There is a total lack of Hollywood gloss about this film. It was filmed in Utah, with the aid of the Utah Film Commission, and this may explain an intangible overlay of religious values that become explicit in some of the dialogue and implicit in the plotline of the film. The setting is small-town America, with the cosy plastic décor in the diner, and sycamore and plane trees lining leafy avenues covered in drifts of leaves in autumnal reds and oranges. Inexperienced actors deliver lines stiffly in parts, with precious pauses in the dialogue which destroy mood and slow down the pace of the action.
If one can overcome these flaws and limitations, all of which become visible in the first thirty minutes, the story develops a sincerity and conviction about old-fashioned values and a moral centre designed to offer young people a way forward to gain confidence and a sense of self, leading inevitably towards a purpose in life.
Worthington’s letters to strangers are inexplicably astute and appropriate for the recipient. Maggy receives her first letter when she is despondent and bowed down by criticism and an abiding sense of failure: ‘You are an example that inspires and uplifts’ and ‘You are not alone.’ Child-cancer-sufferer, Michael, receives a letter about ‘courage in adversity’. The uplifting sentiments are so affecting that Maggy determines to find the sender and her investigations lead her to re-uniting temporarily with her estranged father, in the hope that he knows the sender.

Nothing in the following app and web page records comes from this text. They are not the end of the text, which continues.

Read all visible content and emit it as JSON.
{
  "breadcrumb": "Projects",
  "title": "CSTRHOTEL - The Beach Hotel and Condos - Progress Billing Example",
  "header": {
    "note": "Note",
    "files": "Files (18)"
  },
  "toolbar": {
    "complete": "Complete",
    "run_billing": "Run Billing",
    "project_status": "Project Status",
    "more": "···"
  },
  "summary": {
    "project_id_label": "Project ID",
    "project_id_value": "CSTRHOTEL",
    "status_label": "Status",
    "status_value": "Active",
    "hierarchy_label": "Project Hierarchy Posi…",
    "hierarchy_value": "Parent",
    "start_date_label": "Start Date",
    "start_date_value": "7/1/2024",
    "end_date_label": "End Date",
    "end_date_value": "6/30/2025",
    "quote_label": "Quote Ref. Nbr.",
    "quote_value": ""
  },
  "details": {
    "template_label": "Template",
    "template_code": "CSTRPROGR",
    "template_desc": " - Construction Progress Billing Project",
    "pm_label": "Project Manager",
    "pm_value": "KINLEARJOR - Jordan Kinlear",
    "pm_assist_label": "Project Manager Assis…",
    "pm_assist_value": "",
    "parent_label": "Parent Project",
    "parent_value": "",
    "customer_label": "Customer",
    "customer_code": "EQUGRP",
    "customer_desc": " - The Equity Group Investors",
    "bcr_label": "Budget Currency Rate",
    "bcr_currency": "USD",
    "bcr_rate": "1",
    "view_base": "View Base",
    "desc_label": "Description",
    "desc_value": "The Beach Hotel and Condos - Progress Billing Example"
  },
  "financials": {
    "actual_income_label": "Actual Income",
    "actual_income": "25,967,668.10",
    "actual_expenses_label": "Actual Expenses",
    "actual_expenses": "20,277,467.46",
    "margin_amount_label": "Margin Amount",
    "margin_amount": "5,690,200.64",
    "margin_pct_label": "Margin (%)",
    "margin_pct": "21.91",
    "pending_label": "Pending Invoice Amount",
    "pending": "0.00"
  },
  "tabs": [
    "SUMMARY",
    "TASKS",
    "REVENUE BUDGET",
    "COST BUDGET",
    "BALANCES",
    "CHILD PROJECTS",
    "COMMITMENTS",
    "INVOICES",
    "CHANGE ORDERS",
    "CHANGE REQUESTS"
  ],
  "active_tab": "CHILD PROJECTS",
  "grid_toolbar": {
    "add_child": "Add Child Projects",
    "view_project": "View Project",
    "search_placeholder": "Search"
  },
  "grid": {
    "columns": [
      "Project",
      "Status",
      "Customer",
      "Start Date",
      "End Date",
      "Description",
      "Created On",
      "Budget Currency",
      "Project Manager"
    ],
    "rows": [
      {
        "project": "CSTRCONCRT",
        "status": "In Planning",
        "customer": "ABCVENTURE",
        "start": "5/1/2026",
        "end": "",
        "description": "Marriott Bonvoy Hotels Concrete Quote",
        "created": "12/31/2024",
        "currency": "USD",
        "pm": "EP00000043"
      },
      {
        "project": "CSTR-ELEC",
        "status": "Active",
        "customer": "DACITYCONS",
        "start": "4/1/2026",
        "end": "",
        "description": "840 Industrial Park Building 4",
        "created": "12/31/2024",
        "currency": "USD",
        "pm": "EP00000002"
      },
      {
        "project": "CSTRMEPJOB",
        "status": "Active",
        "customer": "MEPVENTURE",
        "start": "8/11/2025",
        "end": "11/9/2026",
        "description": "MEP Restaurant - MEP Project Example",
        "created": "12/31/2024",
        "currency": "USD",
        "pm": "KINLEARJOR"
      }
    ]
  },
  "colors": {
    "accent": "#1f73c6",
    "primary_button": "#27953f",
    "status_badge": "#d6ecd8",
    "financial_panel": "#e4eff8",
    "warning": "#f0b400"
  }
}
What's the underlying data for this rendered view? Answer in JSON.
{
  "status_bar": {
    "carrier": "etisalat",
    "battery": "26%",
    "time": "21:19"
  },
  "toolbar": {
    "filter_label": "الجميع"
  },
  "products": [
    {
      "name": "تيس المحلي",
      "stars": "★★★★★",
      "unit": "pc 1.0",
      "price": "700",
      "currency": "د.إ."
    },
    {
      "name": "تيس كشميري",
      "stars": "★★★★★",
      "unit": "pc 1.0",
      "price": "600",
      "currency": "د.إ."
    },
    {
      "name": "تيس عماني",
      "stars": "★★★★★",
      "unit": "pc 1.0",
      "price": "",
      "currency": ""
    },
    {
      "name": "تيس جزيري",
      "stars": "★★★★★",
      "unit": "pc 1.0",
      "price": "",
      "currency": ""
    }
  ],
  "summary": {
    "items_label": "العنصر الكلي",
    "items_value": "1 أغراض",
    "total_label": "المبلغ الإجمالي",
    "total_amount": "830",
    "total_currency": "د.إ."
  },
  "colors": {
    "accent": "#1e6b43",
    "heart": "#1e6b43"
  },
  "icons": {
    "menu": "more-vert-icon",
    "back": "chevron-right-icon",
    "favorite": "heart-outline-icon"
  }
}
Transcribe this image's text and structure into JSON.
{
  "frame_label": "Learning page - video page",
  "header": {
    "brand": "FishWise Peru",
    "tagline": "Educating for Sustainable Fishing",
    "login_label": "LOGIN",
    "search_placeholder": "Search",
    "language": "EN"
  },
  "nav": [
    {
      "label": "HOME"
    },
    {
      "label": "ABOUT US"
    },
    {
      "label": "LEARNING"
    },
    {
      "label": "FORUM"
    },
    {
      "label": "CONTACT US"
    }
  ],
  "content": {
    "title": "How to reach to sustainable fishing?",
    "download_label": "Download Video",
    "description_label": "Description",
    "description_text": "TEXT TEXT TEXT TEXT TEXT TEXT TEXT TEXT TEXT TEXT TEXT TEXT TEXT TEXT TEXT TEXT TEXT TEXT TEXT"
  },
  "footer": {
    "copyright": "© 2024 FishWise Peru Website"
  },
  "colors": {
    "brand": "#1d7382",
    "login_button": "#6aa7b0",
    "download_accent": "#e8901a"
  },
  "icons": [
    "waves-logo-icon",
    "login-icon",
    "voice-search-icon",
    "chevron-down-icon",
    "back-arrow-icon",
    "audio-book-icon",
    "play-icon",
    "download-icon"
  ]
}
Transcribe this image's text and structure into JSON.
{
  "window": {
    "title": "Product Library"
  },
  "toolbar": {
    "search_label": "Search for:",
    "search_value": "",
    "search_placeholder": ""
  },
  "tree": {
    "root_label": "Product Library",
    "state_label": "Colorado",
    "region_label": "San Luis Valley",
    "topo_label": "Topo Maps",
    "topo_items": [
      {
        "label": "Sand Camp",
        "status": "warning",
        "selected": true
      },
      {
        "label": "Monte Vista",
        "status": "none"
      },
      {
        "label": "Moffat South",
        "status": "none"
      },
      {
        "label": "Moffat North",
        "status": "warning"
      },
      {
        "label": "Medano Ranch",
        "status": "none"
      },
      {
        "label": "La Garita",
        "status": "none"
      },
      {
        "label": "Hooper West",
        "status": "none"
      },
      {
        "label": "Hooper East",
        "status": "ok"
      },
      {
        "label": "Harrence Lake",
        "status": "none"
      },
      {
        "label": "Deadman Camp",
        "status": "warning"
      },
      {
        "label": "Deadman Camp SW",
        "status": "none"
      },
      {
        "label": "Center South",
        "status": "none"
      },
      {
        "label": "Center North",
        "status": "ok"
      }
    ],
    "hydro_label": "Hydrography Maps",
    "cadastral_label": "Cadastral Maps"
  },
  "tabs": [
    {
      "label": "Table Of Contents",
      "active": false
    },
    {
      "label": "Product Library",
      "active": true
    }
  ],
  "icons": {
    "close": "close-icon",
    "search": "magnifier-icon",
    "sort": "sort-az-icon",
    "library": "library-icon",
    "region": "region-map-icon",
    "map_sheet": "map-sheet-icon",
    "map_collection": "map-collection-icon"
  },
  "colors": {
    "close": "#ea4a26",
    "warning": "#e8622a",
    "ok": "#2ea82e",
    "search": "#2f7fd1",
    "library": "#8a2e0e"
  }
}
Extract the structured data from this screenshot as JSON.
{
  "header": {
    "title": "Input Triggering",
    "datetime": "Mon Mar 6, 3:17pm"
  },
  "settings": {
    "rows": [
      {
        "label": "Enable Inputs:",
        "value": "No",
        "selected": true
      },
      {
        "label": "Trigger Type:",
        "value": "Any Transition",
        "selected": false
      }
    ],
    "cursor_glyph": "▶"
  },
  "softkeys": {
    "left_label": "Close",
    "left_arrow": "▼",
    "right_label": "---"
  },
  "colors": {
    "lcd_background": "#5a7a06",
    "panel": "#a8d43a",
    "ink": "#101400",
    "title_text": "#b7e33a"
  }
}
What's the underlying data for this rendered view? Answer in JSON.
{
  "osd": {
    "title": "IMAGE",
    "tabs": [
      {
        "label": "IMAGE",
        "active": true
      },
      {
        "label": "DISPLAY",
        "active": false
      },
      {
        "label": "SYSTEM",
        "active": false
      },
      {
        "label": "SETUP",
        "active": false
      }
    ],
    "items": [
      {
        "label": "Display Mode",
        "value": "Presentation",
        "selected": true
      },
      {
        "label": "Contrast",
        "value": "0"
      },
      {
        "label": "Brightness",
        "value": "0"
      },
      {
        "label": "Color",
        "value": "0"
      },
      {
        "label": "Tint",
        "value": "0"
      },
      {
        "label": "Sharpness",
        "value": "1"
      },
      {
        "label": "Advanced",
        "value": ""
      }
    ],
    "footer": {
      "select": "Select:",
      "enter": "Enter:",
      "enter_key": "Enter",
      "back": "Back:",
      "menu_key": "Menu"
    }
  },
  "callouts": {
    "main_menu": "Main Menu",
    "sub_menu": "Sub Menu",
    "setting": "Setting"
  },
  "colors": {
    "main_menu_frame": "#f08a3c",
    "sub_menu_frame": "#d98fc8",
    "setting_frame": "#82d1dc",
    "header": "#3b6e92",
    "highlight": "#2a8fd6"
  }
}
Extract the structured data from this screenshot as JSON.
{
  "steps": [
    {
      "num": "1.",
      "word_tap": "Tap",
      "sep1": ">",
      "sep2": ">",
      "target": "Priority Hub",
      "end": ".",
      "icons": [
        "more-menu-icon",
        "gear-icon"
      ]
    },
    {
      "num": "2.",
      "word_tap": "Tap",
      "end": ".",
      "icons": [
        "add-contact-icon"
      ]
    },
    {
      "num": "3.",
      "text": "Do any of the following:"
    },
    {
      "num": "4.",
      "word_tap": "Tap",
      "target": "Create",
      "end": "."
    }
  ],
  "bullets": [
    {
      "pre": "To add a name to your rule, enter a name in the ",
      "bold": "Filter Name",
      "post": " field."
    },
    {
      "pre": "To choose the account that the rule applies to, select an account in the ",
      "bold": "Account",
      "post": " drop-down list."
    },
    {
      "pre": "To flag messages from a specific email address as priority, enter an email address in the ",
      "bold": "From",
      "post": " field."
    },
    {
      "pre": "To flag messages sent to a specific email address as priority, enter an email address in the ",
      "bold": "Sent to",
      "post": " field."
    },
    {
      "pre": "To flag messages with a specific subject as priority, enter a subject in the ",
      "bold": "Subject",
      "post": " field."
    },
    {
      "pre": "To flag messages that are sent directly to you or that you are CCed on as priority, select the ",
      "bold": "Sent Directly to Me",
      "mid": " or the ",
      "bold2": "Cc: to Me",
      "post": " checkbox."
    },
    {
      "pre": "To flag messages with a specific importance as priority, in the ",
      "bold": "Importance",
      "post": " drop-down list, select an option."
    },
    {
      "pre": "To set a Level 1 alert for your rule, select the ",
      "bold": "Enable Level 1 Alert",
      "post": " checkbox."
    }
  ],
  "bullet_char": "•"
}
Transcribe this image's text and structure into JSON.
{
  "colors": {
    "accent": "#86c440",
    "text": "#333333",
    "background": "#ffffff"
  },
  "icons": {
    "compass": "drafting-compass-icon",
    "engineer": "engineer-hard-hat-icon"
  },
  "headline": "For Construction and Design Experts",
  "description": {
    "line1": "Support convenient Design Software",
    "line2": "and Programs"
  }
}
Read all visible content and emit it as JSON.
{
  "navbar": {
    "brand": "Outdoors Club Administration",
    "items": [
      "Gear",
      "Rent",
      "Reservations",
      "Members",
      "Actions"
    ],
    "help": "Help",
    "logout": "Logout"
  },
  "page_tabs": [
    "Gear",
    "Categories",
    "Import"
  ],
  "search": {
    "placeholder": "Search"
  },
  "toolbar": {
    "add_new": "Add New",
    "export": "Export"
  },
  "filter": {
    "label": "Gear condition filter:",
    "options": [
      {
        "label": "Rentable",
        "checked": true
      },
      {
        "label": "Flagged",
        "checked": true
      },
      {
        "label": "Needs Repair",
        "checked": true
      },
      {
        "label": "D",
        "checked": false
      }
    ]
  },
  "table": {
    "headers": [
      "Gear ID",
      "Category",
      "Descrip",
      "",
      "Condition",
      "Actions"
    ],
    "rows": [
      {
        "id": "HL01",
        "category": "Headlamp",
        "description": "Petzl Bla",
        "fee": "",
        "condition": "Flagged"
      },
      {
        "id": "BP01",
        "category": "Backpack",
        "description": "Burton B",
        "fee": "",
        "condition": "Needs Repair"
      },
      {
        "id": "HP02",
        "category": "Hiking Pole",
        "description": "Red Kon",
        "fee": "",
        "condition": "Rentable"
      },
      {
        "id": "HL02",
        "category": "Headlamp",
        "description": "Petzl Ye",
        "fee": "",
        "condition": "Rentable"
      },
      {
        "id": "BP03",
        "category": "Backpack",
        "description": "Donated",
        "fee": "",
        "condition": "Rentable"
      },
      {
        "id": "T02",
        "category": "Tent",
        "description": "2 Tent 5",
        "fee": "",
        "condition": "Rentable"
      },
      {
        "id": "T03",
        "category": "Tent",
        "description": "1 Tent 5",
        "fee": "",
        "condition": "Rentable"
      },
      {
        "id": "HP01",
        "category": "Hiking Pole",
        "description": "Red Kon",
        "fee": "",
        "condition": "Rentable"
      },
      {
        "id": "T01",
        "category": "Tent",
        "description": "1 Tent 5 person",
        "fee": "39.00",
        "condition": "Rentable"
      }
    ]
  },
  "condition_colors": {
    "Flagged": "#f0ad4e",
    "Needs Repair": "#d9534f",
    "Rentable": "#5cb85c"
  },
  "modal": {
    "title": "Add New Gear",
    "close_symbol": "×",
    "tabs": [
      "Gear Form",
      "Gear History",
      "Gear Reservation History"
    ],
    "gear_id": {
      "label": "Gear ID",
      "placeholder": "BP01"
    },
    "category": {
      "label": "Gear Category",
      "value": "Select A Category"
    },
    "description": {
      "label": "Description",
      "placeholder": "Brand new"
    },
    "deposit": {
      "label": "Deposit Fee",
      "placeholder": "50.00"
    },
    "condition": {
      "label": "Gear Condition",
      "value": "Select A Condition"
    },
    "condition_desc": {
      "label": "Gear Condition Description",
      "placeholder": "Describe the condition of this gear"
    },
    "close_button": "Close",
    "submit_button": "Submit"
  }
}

‘The voice is the most beautiful instrument of all,’ avers Sam, whose real name is Stanley. This passing judgement acquires significance at the very end of the film. Sam’s ‘voice’ is expressed through his letters: he wrote 10 letters of encouragement one morning and takes Maggy on a circuit to find people who display signs of need. ‘I felt one of them was for her,’ he tells Maggy, who asks him what prompted him to deliver the first one to a young mother pushing a pram in the park.
Once the viewer is emotionally involved in Maggy’s destiny, the writer-director shamelessly tugs at the heartstrings, as slowly Maggy’s life unravels. Violins trill relentlessly in the background and, at one point, lugubrious choral work contributes towards an outburst of tears. There is no subtlety about the director’s approach here; but the homily is far more palatable than a parable from the pulpit.